I noticed this one man working in our shipping department and while I was helping pack up a large shipment I asked him some basic questions about computers. He had no formal computer training and had never held a support position before but he knew instinctively how to logically troubleshoot and come to a solution.  A true “diamond in the rough”; but there was a problem.

 

This young man had a run in with the law. He had been arrested and was awaiting trial and he was pleading guilty. He would most likely get probation but that conviction would make him ineligible  for the position per company policy. Something told me that his past didn’t matter. What had gotten him to this point in his life was just a path and it was what made him the man he was, but it didn’t define the type of man I was looking at. I took a risk and I fought to get him on my team and I won. I won with conditions of course; if he failed, I was out of a job too.

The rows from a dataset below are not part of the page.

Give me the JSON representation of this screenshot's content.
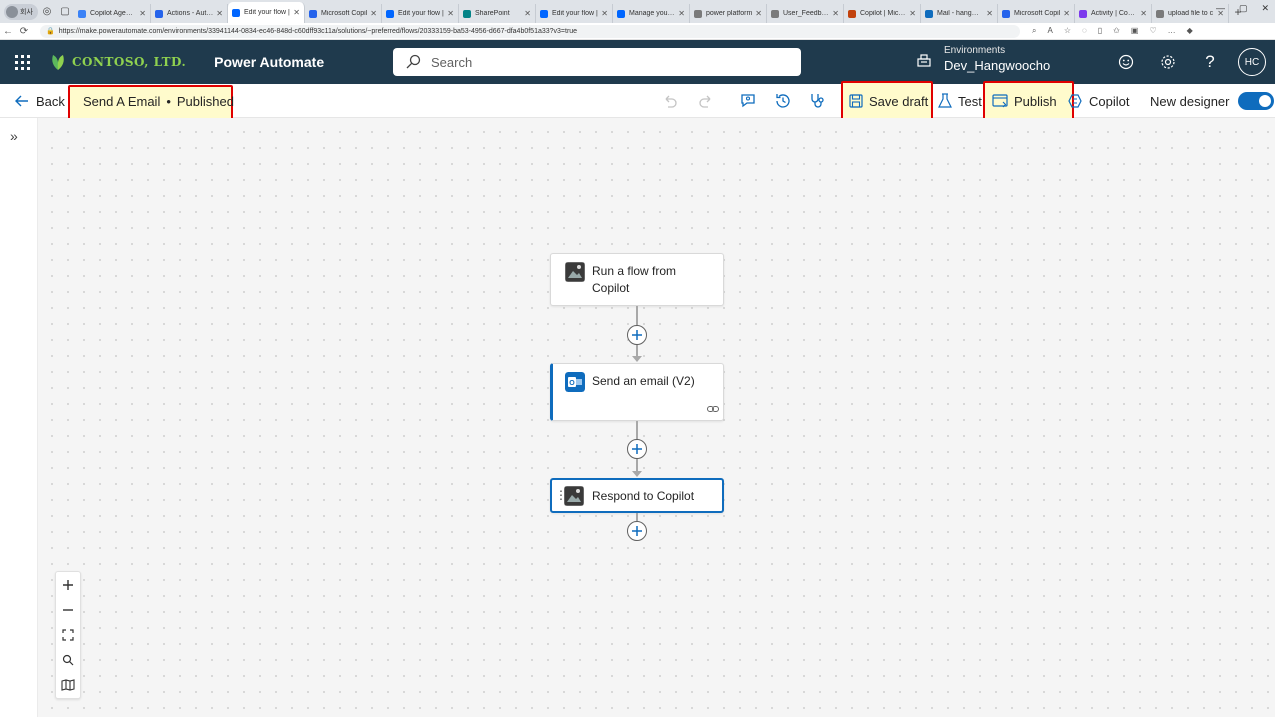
{
  "browser": {
    "profile_label": "회사",
    "tabs": [
      {
        "label": "Copilot Agent St",
        "color": "#3b82f6",
        "active": false
      },
      {
        "label": "Actions - Auto...",
        "color": "#2563eb",
        "active": false
      },
      {
        "label": "Edit your flow | ",
        "color": "#0066ff",
        "active": true
      },
      {
        "label": "Microsoft Copil",
        "color": "#2563eb",
        "active": false
      },
      {
        "label": "Edit your flow | ",
        "color": "#0066ff",
        "active": false
      },
      {
        "label": "SharePoint",
        "color": "#038387",
        "active": false
      },
      {
        "label": "Edit your flow | ",
        "color": "#0066ff",
        "active": false
      },
      {
        "label": "Manage your flo",
        "color": "#0066ff",
        "active": false
      },
      {
        "label": "power platform",
        "color": "#7a7a7a",
        "active": false
      },
      {
        "label": "User_Feedback",
        "color": "#7a7a7a",
        "active": false
      },
      {
        "label": "Copilot | Micros",
        "color": "#c2410c",
        "active": false
      },
      {
        "label": "Mail - hangwoo",
        "color": "#0f6cbd",
        "active": false
      },
      {
        "label": "Microsoft Copil",
        "color": "#2563eb",
        "active": false
      },
      {
        "label": "Activity | Conne",
        "color": "#7c3aed",
        "active": false
      },
      {
        "label": "upload file to c",
        "color": "#7a7a7a",
        "active": false
      }
    ],
    "url": "https://make.powerautomate.com/environments/33941144-0834-ec46-848d-c60dff93c11a/solutions/~preferred/flows/20333159-ba53-4956-d667-dfa4b0f51a33?v3=true"
  },
  "header": {
    "company": "CONTOSO, LTD.",
    "app_name": "Power Automate",
    "search_placeholder": "Search",
    "env_label": "Environments",
    "env_name": "Dev_Hangwoocho",
    "avatar_initials": "HC"
  },
  "command_bar": {
    "back_label": "Back",
    "flow_title": "Send A Email",
    "separator": "•",
    "flow_status": "Published",
    "save_draft_label": "Save draft",
    "test_label": "Test",
    "publish_label": "Publish",
    "copilot_label": "Copilot",
    "new_designer_label": "New designer",
    "new_designer_on": true
  },
  "flow": {
    "steps": [
      {
        "title_line1": "Run a flow from",
        "title_line2": "Copilot",
        "icon": "image-placeholder-icon"
      },
      {
        "title_line1": "Send an email (V2)",
        "title_line2": "",
        "icon": "outlook-icon"
      },
      {
        "title_line1": "Respond to Copilot",
        "title_line2": "",
        "icon": "image-placeholder-icon"
      }
    ]
  },
  "colors": {
    "header_bg": "#1f3a4d",
    "accent": "#0f6cbd",
    "highlight_border": "#e00000",
    "highlight_fill": "#fffbcc"
  }
}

I took a risk and it paid off in a great way. He eventually became the supervisor of that support team and he made IT his career. He was a true success story and I was glad to know him. I never thought anything of it really though, I knew he was going to do well and I knew he had the knack to be good at it. When he was successful I felt it was as it was supposed to be, that was all there was to it.

 

This past weekend I found out there was more to the story. You see that man invited me to his wedding and again, we have stayed in touch over the years so no big deal. I hadn’t met his wife to be yet but I had heard a lot about her. At the reception he introduced me to her and what he said floored me. He said, “This is the man that believed in me and put me on the right path.” His new wife knew immediately who I was. I was blown away.

 

I didn’t expect that. I wasn’t prepared in any way to be a part of the turning point for him, I was just doing what I always try to do: the next right thing. He made something of the opportunity; he did what he needed to do and he made the life for himself that he has today. I am humbled by the words he used to introduce me to the love of his life.

 

I didn’t do anything, he did it all. Then he gave me the rewards.